past is prologue
It’s June and Thais sits at her desk in the Davis Mather Folk Art Gallery just before closing time. Colorful art fills the narrow Lincoln Avenue shop: there are zigzagging snakes crawling up the walls, polka dotted hippos crowding a table, and a full-fledged circus crowding the gallery’s famous picture window. The Anonymous Author was well-received in Houston, and Thais excitedly recounts inspiring conversations she had at the opening. Now she’s back in Santa Fe, but things are looking up. She and White recently married and have officially taken ownership of her father’s store.
“There’s a great Joan Logghe poem where she identifies New Mexico as a lover that’s always entangling her and bringing her back,” says Thais. “I think of New Mexico that way. I love it, but I’m from here. It can be a trade-off.” The gallery sits at the crossroads of this compromise. It’s a treasure chest of early memories for Thais, but now it’s also a vehicle into a new phase of her life—and of Santa Fe’s story.
“My whole childhood was a chapter in Santa Fe Style,” Thais says. Folk art from this gallery, including the snarling coyote sculptures by Archuleta that terrified Thais when she was little, appeared in Christine’s book and several sequels. She remembers sleeping under her father’s desk as a small child and selling lemonade outside the shop on summer days. Seeing Thais at the helm of the gallery, it’s easy to trace the origins of her fascination with overlooked objects and their creators. “The gallery is an important legacy to me,” says Thais. “I think what my parents have done here very much relates to The Anonymous Author. They’ve really elevated people who weren’t appreciated.”

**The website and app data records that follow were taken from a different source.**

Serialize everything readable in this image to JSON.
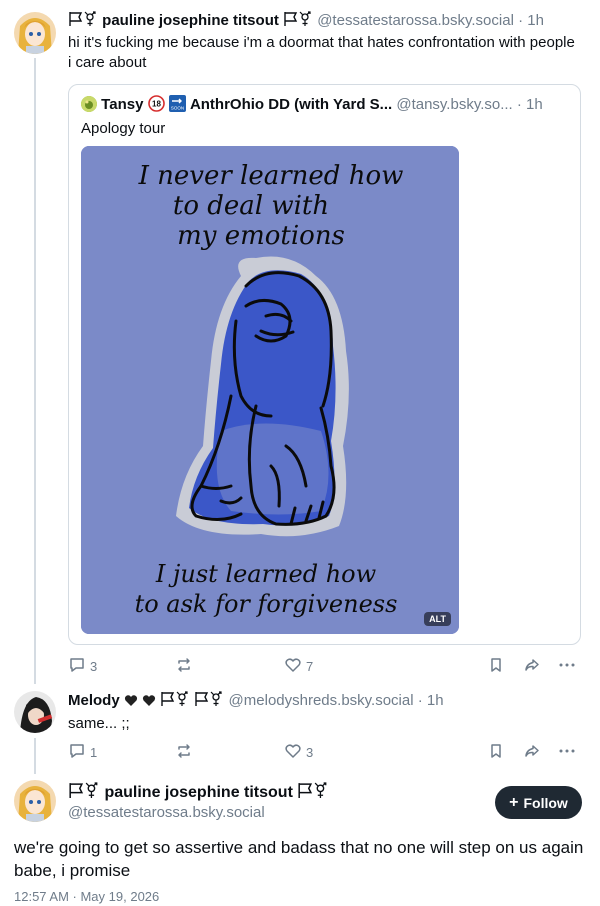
{
  "post1": {
    "author_name": "pauline josephine titsout",
    "handle": "@tessatestarossa.bsky.social",
    "time": "· 1h",
    "text": "hi it's fucking me because i'm a doormat that hates confrontation with people i care about",
    "avatar_icon": "anime-girl-avatar-icon",
    "quote": {
      "author_name": "Tansy",
      "author_name_extra": "AnthrOhio DD (with Yard S...",
      "handle": "@tansy.bsky.so...",
      "time": "· 1h",
      "text": "Apology tour",
      "image_alt_badge": "ALT",
      "image_text_top": [
        "I never learned how",
        "to deal with",
        "my emotions"
      ],
      "image_text_bottom": [
        "I just learned how",
        "to ask for forgiveness"
      ],
      "image_bg_color": "#7b8ac8"
    },
    "actions": {
      "replies": "3",
      "reposts": "",
      "likes": "7"
    }
  },
  "post2": {
    "author_name": "Melody",
    "handle": "@melodyshreds.bsky.social",
    "time": "· 1h",
    "text": "same... ;;",
    "actions": {
      "replies": "1",
      "reposts": "",
      "likes": "3"
    }
  },
  "post3": {
    "author_name": "pauline josephine titsout",
    "handle": "@tessatestarossa.bsky.social",
    "follow_label": "Follow",
    "text": "we're going to get so assertive and badass that no one will step on us again babe, i promise",
    "timestamp": "12:57 AM · May 19, 2026"
  },
  "colors": {
    "muted": "#6f7c8a",
    "border": "#d4dbe2",
    "follow_bg": "#1f2933"
  }
}
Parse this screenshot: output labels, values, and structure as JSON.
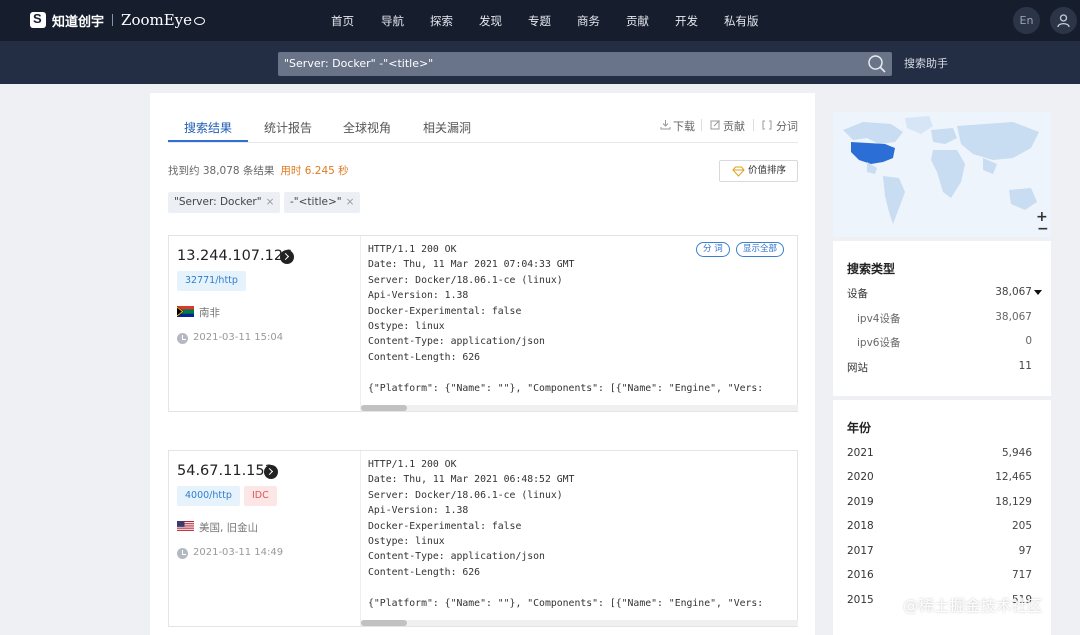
{
  "brand": {
    "cn_name": "知道创宇",
    "en_name": "ZoomEye"
  },
  "nav": [
    "首页",
    "导航",
    "探索",
    "发现",
    "专题",
    "商务",
    "贡献",
    "开发",
    "私有版"
  ],
  "header": {
    "lang_label": "En"
  },
  "search": {
    "query": "\"Server: Docker\" -\"<title>\"",
    "helper_label": "搜索助手"
  },
  "tabs": [
    "搜索结果",
    "统计报告",
    "全球视角",
    "相关漏洞"
  ],
  "tools": {
    "download": "下载",
    "contribute": "贡献",
    "segment": "分词"
  },
  "results_summary": {
    "count_text": "找到约 38,078 条结果",
    "time_text": "用时 6.245 秒"
  },
  "sort_label": "价值排序",
  "filters": [
    "\"Server: Docker\"",
    "-\"<title>\""
  ],
  "close_glyph": "×",
  "banner_buttons": {
    "segment": "分 词",
    "show_all": "显示全部"
  },
  "results": [
    {
      "ip": "13.244.107.126",
      "port_service": "32771/http",
      "idc": "",
      "location": "南非",
      "datetime": "2021-03-11 15:04",
      "banner": "HTTP/1.1 200 OK\nDate: Thu, 11 Mar 2021 07:04:33 GMT\nServer: Docker/18.06.1-ce (linux)\nApi-Version: 1.38\nDocker-Experimental: false\nOstype: linux\nContent-Type: application/json\nContent-Length: 626\n\n{\"Platform\": {\"Name\": \"\"}, \"Components\": [{\"Name\": \"Engine\", \"Vers:"
    },
    {
      "ip": "54.67.11.153",
      "port_service": "4000/http",
      "idc": "IDC",
      "location": "美国, 旧金山",
      "datetime": "2021-03-11 14:49",
      "banner": "HTTP/1.1 200 OK\nDate: Thu, 11 Mar 2021 06:48:52 GMT\nServer: Docker/18.06.1-ce (linux)\nApi-Version: 1.38\nDocker-Experimental: false\nOstype: linux\nContent-Type: application/json\nContent-Length: 626\n\n{\"Platform\": {\"Name\": \"\"}, \"Components\": [{\"Name\": \"Engine\", \"Vers:"
    }
  ],
  "sidebar": {
    "map": {
      "zoom_in": "+",
      "zoom_out": "−"
    },
    "search_type": {
      "title": "搜索类型",
      "rows": [
        {
          "label": "设备",
          "value": "38,067"
        },
        {
          "label": "ipv4设备",
          "value": "38,067"
        },
        {
          "label": "ipv6设备",
          "value": "0"
        },
        {
          "label": "网站",
          "value": "11"
        }
      ]
    },
    "year": {
      "title": "年份",
      "rows": [
        {
          "label": "2021",
          "value": "5,946"
        },
        {
          "label": "2020",
          "value": "12,465"
        },
        {
          "label": "2019",
          "value": "18,129"
        },
        {
          "label": "2018",
          "value": "205"
        },
        {
          "label": "2017",
          "value": "97"
        },
        {
          "label": "2016",
          "value": "717"
        },
        {
          "label": "2015",
          "value": "519"
        }
      ]
    }
  },
  "watermark": "@稀土掘金技术社区",
  "colors": {
    "nav_bg": "#161e2e",
    "search_bg": "#232d43",
    "accent_blue": "#2f6fcf",
    "time_orange": "#e07a1f",
    "idc_red": "#e05555"
  }
}
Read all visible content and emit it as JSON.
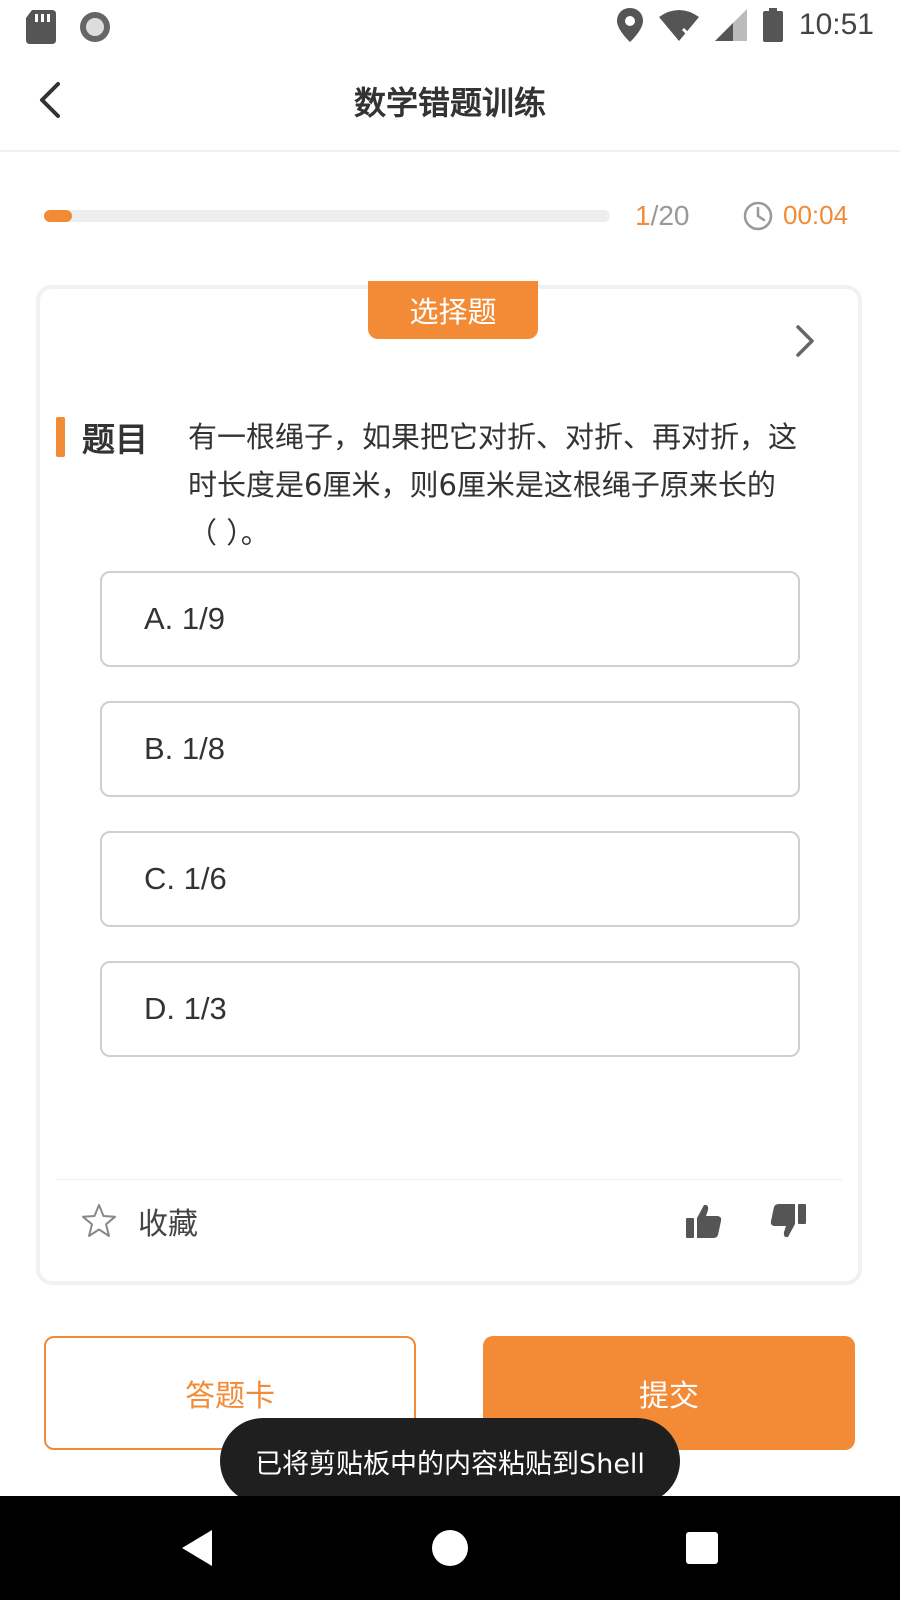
{
  "status_bar": {
    "time": "10:51"
  },
  "header": {
    "title": "数学错题训练"
  },
  "progress": {
    "current": "1",
    "total": "/20",
    "fraction": 0.05,
    "timer": "00:04"
  },
  "question": {
    "type_badge": "选择题",
    "label": "题目",
    "text": "有一根绳子，如果把它对折、对折、再对折，这时长度是6厘米，则6厘米是这根绳子原来长的（ ）。",
    "options": [
      "A. 1/9",
      "B. 1/8",
      "C. 1/6",
      "D. 1/3"
    ]
  },
  "card_footer": {
    "favorite_label": "收藏"
  },
  "buttons": {
    "answer_card": "答题卡",
    "submit": "提交"
  },
  "toast": {
    "message": "已将剪贴板中的内容粘贴到Shell"
  },
  "colors": {
    "accent": "#f28a36"
  }
}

We are seeing an identity crisis of epic proportions here, because Santa Fe Style cannot go on forever.
As fond as Thais is of those memories, she has a new awareness as a business owner that big changes must be made. “I think Santa Fe struggles to find a new identity not so embedded in Santa Fe Style,” she says. “We are seeing an identity crisis of epic proportions here, because Santa Fe Style cannot go on forever.” She wants to see galleries and museums take chances on new artists and is ready to fight for affordable rent initiatives that would allow artists to start businesses in Santa Fe’s downtown area. “I think we are seeing risk-taking happening in the city, finally, but we need it in our institutions to survive,” she says. “We cannot forever be looking back, or progress will be stymied.”
In her Santa Fe art career, Thais is seeing a more immediate shift. She has proposed a winter 2017 solo show to form & concept, a new nonprofit art space in the Railyard District, and they’ve just confirmed. She will fill the entire ground floor of the art space. “When you’ve really been fighting tooth and nail to get people to recognize you, it’s like a dream come true,” Thais says. “I have this opportunity in this huge space, and it’s an amazing culmination of all my artistic experiences. It feels really overwhelming.”
As for the city’s larger art scene, Thais seems ready to tackle some of the difficult questions ahead. “What do we want people to believe about our culture here?” she asks. “The market will have to change, and we’ll have to reevaluate what people want, what’s useful, and what artwork is really important.” Thais is brimming with optimism. After all, she’s seen Santa Fe recreate itself before. “What is next is a big question,” she says. “I think we’ll all be part of it.”
Editor’s note: Author Jordan Eddy was not yet an employee of form & concept when this article was published.